* EXERCISE PROMPT *
Within the listing below, how many lines include the string "wave"? Reply with only the number.

━━ SOURCE MATERIAL ━━

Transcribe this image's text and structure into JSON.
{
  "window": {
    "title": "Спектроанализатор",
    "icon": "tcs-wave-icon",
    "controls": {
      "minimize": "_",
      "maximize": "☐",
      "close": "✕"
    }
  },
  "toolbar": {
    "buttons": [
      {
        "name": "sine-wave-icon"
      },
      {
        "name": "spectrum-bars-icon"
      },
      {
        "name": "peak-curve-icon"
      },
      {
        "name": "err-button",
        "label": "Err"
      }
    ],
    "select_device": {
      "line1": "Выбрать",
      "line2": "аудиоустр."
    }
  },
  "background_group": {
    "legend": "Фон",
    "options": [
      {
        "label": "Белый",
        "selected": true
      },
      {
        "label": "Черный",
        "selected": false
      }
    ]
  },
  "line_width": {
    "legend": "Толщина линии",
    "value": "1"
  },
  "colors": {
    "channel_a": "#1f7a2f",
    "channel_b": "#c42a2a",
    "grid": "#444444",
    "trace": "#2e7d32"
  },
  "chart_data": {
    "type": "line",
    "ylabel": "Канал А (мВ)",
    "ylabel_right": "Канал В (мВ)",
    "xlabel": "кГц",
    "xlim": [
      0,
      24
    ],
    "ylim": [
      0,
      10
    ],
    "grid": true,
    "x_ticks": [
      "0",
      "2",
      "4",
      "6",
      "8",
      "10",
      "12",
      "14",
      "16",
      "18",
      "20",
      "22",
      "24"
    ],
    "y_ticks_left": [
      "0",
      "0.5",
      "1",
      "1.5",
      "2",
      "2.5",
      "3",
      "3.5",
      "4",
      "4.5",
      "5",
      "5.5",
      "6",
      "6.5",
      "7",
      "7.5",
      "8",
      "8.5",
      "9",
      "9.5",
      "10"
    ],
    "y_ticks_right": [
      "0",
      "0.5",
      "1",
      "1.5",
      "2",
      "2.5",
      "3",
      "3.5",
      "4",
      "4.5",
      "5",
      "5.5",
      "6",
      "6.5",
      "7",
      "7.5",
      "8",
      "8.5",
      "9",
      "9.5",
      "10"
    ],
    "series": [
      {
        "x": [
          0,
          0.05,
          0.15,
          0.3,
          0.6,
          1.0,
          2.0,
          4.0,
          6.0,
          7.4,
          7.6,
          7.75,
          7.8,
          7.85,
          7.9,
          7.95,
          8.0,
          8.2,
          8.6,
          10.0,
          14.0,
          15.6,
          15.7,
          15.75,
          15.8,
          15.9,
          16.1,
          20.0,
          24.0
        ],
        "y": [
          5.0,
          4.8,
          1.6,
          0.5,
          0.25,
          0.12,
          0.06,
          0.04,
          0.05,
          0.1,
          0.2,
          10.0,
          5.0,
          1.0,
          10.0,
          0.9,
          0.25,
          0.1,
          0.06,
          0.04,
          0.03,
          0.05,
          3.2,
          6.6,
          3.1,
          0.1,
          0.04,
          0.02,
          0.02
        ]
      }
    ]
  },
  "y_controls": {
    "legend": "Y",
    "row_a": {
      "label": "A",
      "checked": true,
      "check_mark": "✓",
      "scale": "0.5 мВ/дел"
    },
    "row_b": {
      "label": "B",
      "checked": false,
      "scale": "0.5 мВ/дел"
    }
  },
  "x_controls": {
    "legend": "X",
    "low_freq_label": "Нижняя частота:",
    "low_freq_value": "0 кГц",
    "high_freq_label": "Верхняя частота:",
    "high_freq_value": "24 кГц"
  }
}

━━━

* REPLY TO THE EXERCISE *
2